@Helpful Guy, I wasn't looking for a job when I found my last one 18 some years ago and I'm damn sure not looking for this one. While I appreciate the offer of ungainful employment, I must respectfully decline. :-)

But I do have one suggestion for the keeper of the FAQ's: Add that instruction. T'would be useful it seems.

Oh! And as a footnote for PG. I was pleased to hear yesterday that Nebraska will continue their Black Friday tradition of network football coverage against none other than Iowa. Speaking for my state, we are happy to have this new "rivalry". It oughta be fun.

CrazyCat said...

@Avg Joe Just to further annoy you and everyone else ; )

Starland Vocal Band

mac said...

Thank you, SethG, for the Seasons in the Sun....

I thought this was a very lively Tuesday puzzle, easy and quick but with some great words (mental block, bare knuckle, lockstep, Yoyoma). The more I look at the filled-in grid, the better I like it.

Stan said...

I thought this breezy puzzle had verve. Burying the theme at the end of the answers worked for me -- knucklehead that I am, the reveal was a genuine surprise.

ORRS: Ben, Bobby, and that character in Catch-22.

Sfingi said...

Also had SKY before AIR. And AQUA before TEAL, EPI before EYE.

@Tuttle - agree. He's a Saint, so I can't even call him by the nickname.

Worst of all, though I got the theme words, I did not connect Racer's Edge to Head. Kept thinking "STP is the racer's edge." I'm brain-dead on sports. Sports always spoils it for me.

Sometimes I sign my e-mails to my son YO,YO MA.

Never heard of this Liar Joe fella.

UPDO - Think of Cinderella when she goes to the ball vs. sweeping.

The problem with Strasbourg is it's Alsatian, and depending on who wins what war determined if you spoke German or French.

Captcha - prolly - what we used to say instead of probably - in the '60s.

Vega said...

Hm...I'll see your Castles in the Sky and raise you Castles in the Air.

Greg said...

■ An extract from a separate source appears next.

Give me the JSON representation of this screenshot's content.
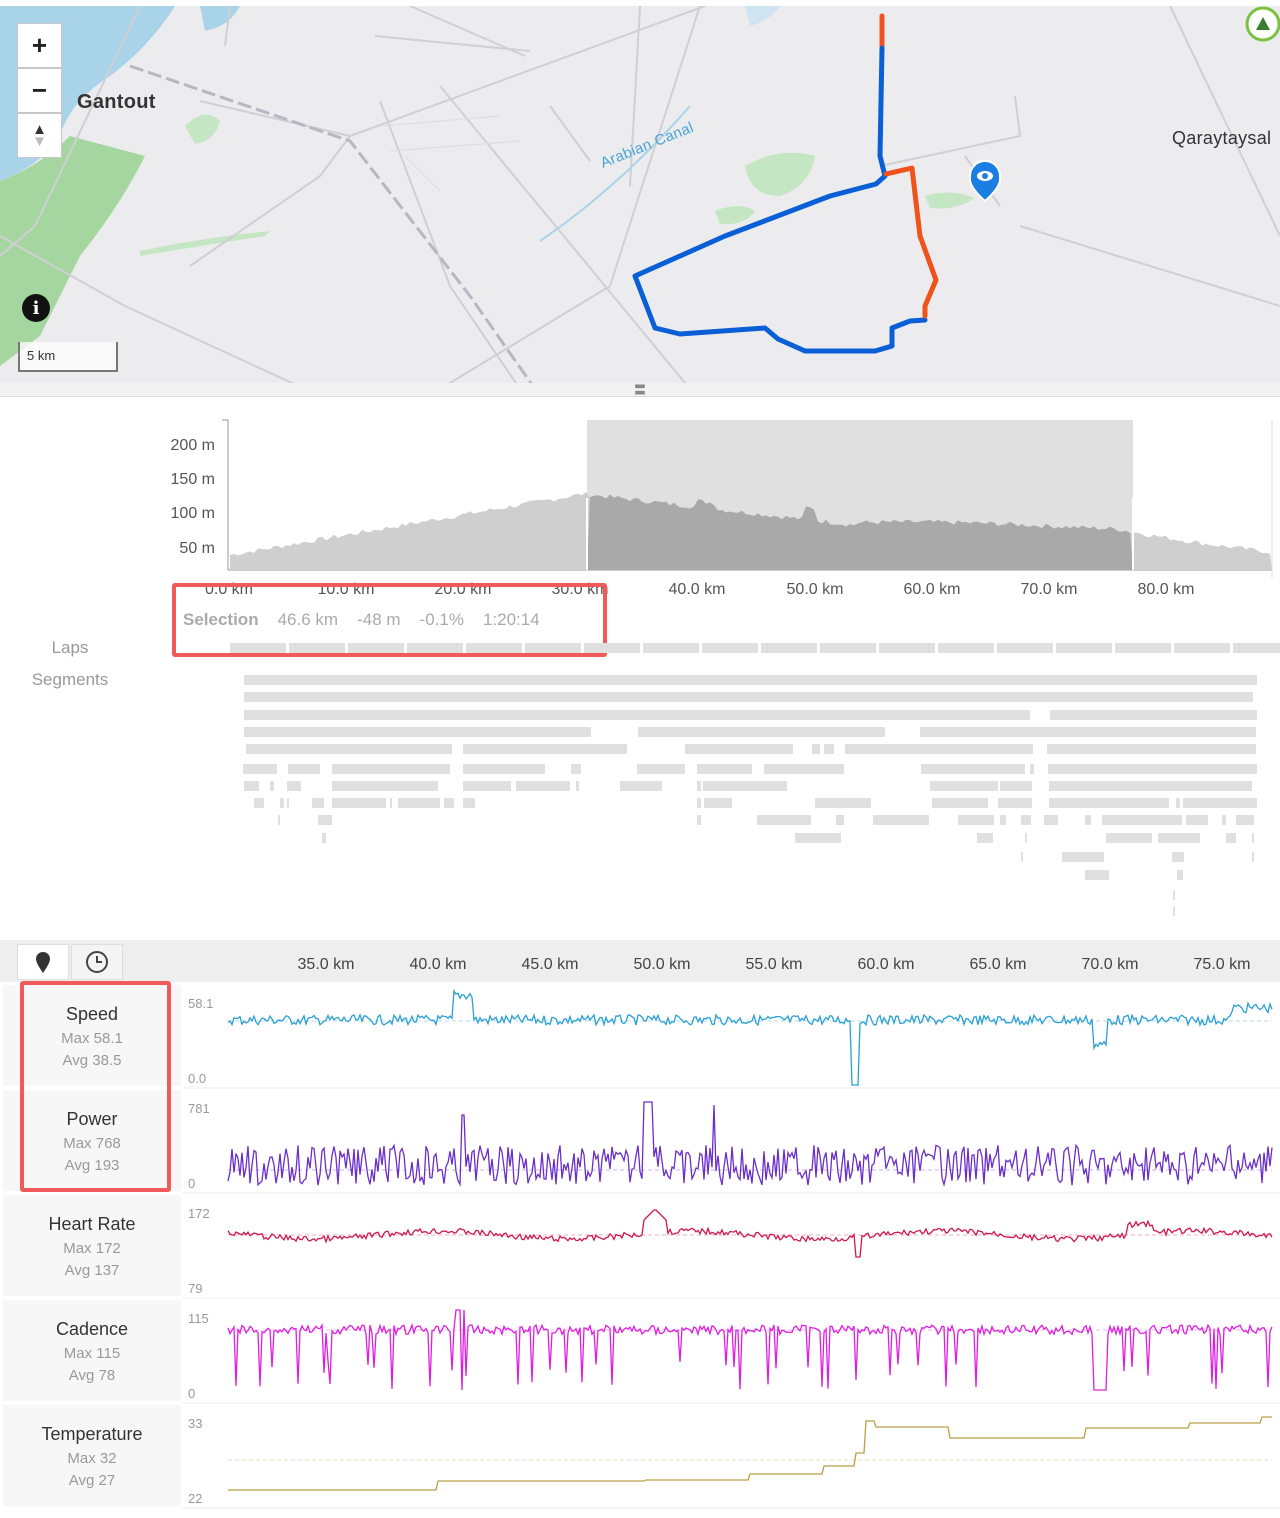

Can't believe no one has complained about NIP yet. NIP means a lot of different things, but "hip flask quickie" isn't one of them.

"__/Tuck" "__ in the bud" "small bit" "sharp cold" "dog bite" are way better clues.